National Parks and Wildlife Service will rebuild almost all the huts damaged by the catastrophic 2019–20 summer bushfires, following an extensive assessment process which considered the significance of each structure.
National Parks and Wildlife Service (NPWS) Area Manager Steve Cathcart said that these important structures include 10 historic huts that were burnt despite the valiant efforts of firefighters.
'There are more than 70 huts in Kosciuszko National Park, with others across the Australian alps, that are considered to have outstanding national heritage value and significance, and as a group the huts have State Heritage significance for their historic, aesthetic and social values,' said Mr Cathcart.
'The huts are an integral part of the cultural landscape of Kosciuszko National Park demonstrating different construction materials and techniques, past land uses, travel, communication practices, past times and continue to be visited today by people enjoying the park including walkers, riders and skiers,' he said.
'Since February 2020, NPWS officers have been working to assess and record damage, preserve original features where possible and consult with groups such as the Kosciuszko Huts Association and descendants of the huts builders.
'After the loss of huts during the 2003 bushfires, changes to heritage conventions enabled the option of rebuilding the huts to retain their social significance. Even though some original fabric may be gone, the huts can be rebuilt to retain peoples’ connections with these places; from the families who built them, to current caretakers and people who visit them for recreation.
'The rebuilding program will be developed in consultation with Kosciuszko Huts Association and families associated with the huts. NPWS will enlist the aid of staff, contractors and volunteers trained in traditional construction techniques to enable continuation of heritage building skills, such as splitting slabs with a maul and froe, and log cabin construction and help keep these skills alive. NPWS is looking for additional staff to be part of the program and positions will be advertised at iworkfor.nsw.gov.au.'
NPWS has announced the list of Huts to be rebuilt subject to environmental assessment:
Resthouse at Sawyers Hill
Bradley & O'Briens
Linesman Huts - 2 huts . it is possible that only one of these will be rebuilt. No decision as yet.
Tantangara hut which suffered extensive damage will be reconstructed.
1st: Caretakers and descendants and families of the hut builders.
2nd: KHA members.
3rd: Interested members of the public.
For the ease of management, the NPWS will set up a dedicated hut rebuild programme group on VIP, separate to the general KHA VIP group.

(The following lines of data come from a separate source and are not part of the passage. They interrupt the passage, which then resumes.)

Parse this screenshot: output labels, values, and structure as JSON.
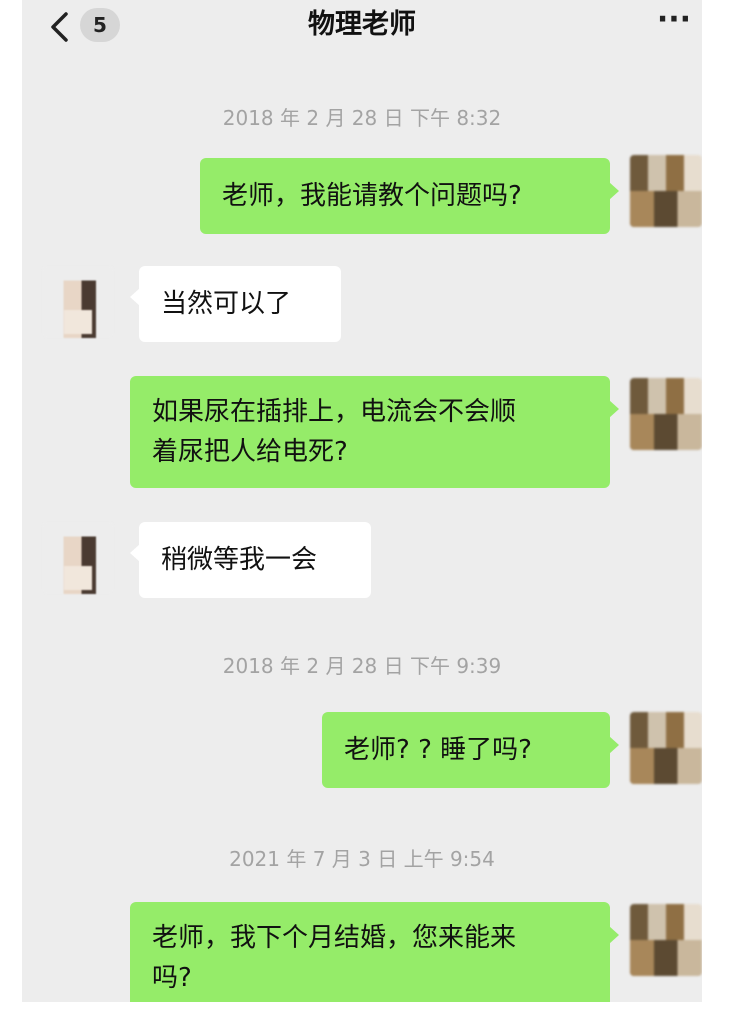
{
  "navbar": {
    "badge": "5",
    "title": "物理老师",
    "more": "···"
  },
  "messages": {
    "ts1": "2018 年 2 月 28 日 下午 8:32",
    "m1": "老师，我能请教个问题吗?",
    "m2": "当然可以了",
    "m3_line1": "如果尿在插排上，电流会不会顺",
    "m3_line2": "着尿把人给电死?",
    "m4": "稍微等我一会",
    "ts2": "2018 年 2 月 28 日 下午 9:39",
    "m5": "老师? ? 睡了吗?",
    "ts3": "2021 年 7 月 3 日 上午 9:54",
    "m6_line1": "老师，我下个月结婚，您来能来",
    "m6_line2": "吗?"
  },
  "colors": {
    "my_bubble": "#95ec69",
    "their_bubble": "#ffffff",
    "background": "#ededed",
    "timestamp": "#a3a3a3"
  },
  "icons": {
    "back": "chevron-left-icon",
    "more": "ellipsis-icon"
  }
}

The first rebuild will be Sawyers Rest House on the Snowy Mountains Highway. This will hopefully start at the end of January or early February. So if you are interested then please register ASAP.
Negotiations are continuing and it appears ACT PCS are willing to consider the possibility of rebuilding huts at each of the sites provided they are not on the original footprint of the destroyed huts. A lot more painstaking work is to be done to progress negotiations.
The last weekend in March 2019 turned into a snowy white winter wonderland for Andy and myself when we attended the Australian Alps Heritage Skills Weekend up at Howmans Gap on the Bogong High Plains.
Photos: Carolyn Macdonald
While volunteering on the Orange Hawkweed program this year I learnt from the local Park ranger that Bob the taxi driver in Corryong can drive people up the Cabramurra Road in winter. Coming from Adelaide this made sense to cut out the Alpine Way and reducing our drive time and distance. This was especially relevant this year as we would have been trying to drive the Alpine Way just after it had been blocked by the landslide. Not only that, Bob supplies you with a pile of yummy homemade sandwiches, tea, coffee and hot chocolate to help you on your way.
Everyone loves home-made blackberry jam. The pesky plants that can overrun a house in a few years bear, arguably, the most delicious of berries.
Gladys Weston recounted her memories of cooking in the mountains to Rosemary Curry, in an interview recorded in 1988.
We used to make lovely bread in a big camp oven, I couldn't lift it, a huge thing. You wouldn't have much fire underneath - if you did, you'd burn the bread.
In 1988, Rosemary Curry recorded the following interview with Gladys Weston.
Gladys Weston: After Pop got a letter, he'd have to light the lamp to read it, and then we'd put it out. Kerosene was dangerous to carry. We used candles.
In 1989, Rosemary Curry recorded the following interviews with Gladys Weston and Emily McGufficke.
Gladys Weston: We used a sleeping bag on the ground ... there was no hut.